(Record excerpts)

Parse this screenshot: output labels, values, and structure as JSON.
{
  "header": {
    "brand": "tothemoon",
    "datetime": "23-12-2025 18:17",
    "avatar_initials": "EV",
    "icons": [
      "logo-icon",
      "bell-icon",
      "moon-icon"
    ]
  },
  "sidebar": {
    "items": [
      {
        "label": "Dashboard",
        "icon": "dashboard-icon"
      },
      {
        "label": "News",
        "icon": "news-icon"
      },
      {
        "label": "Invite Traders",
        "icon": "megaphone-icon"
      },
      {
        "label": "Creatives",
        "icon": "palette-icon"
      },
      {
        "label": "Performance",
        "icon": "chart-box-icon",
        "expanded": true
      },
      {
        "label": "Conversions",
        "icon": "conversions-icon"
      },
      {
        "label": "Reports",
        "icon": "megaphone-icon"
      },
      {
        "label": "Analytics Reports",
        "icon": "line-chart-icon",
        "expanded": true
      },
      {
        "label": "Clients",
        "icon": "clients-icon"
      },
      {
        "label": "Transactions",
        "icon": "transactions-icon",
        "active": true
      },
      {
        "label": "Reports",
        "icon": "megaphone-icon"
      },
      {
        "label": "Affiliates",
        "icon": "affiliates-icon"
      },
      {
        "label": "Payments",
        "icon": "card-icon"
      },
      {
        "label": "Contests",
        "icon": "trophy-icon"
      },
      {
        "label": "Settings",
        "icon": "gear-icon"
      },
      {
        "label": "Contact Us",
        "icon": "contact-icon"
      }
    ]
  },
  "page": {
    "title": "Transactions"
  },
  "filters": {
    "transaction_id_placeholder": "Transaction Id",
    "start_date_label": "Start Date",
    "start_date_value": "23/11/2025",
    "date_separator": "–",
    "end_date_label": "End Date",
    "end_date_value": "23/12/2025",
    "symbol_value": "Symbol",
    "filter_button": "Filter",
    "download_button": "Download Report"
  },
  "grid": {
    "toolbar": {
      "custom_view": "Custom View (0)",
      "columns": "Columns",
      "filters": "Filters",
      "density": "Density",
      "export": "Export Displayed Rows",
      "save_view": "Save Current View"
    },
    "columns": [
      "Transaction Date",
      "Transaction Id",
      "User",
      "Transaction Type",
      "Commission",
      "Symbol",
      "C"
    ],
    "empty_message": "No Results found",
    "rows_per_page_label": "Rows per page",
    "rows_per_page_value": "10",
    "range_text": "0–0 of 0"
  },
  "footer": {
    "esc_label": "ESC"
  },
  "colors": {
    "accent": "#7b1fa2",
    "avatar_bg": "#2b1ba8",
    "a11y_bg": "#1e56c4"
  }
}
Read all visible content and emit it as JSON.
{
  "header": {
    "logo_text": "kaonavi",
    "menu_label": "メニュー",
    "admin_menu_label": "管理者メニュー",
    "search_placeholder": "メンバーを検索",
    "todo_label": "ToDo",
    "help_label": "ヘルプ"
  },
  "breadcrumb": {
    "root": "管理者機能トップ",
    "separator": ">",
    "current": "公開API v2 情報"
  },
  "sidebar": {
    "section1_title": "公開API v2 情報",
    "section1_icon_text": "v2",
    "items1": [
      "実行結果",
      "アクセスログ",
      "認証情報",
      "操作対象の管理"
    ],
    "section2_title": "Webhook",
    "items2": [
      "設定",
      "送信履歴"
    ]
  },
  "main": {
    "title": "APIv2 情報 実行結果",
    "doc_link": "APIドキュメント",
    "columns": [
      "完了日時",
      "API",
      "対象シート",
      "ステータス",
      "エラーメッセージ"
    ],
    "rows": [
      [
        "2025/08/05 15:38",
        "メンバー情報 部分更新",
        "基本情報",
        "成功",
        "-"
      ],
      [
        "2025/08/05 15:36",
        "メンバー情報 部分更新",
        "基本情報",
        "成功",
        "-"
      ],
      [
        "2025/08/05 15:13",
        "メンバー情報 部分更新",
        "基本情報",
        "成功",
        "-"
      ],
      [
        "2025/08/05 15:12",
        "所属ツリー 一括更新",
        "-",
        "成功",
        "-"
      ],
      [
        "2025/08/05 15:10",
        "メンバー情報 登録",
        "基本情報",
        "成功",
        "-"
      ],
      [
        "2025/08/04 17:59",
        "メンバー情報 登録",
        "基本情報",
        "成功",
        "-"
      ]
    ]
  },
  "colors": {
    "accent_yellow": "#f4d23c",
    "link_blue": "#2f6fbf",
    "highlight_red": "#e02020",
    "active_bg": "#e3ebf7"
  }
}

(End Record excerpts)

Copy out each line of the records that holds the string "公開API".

    "current": "公開API v2 情報"
    "section1_title": "公開API v2 情報",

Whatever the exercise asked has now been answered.